• [Work task]
Output each record in full, exactly as it stands.

[Data to use]

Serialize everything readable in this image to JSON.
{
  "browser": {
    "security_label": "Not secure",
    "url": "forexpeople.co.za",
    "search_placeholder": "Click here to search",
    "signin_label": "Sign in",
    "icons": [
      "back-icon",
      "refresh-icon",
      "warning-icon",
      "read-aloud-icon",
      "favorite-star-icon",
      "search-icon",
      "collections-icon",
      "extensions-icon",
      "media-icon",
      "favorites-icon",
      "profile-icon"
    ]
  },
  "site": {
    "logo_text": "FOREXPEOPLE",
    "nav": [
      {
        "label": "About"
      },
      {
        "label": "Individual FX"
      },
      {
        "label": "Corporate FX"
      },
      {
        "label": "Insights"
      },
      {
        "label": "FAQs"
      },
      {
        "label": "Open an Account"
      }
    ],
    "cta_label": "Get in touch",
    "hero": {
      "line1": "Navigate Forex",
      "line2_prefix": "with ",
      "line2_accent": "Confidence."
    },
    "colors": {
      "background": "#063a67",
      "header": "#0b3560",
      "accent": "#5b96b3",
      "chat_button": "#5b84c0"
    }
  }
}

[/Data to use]

• [Written solution]
Serialize everything readable in this image to JSON.
{
  "browser": {
    "security_label": "Not secure",
    "url": "forexpeople.co.za",
    "search_placeholder": "Click here to search",
    "signin_label": "Sign in",
    "icons": [
      "back-icon",
      "refresh-icon",
      "warning-icon",
      "read-aloud-icon",
      "favorite-star-icon",
      "search-icon",
      "collections-icon",
      "extensions-icon",
      "media-icon",
      "favorites-icon",
      "profile-icon"
    ]
  },
  "site": {
    "logo_text": "FOREXPEOPLE",
    "nav": [
      {
        "label": "About"
      },
      {
        "label": "Individual FX"
      },
      {
        "label": "Corporate FX"
      },
      {
        "label": "Insights"
      },
      {
        "label": "FAQs"
      },
      {
        "label": "Open an Account"
      }
    ],
    "cta_label": "Get in touch",
    "hero": {
      "line1": "Navigate Forex",
      "line2_prefix": "with ",
      "line2_accent": "Confidence."
    },
    "colors": {
      "background": "#063a67",
      "header": "#0b3560",
      "accent": "#5b96b3",
      "chat_button": "#5b84c0"
    }
  }
}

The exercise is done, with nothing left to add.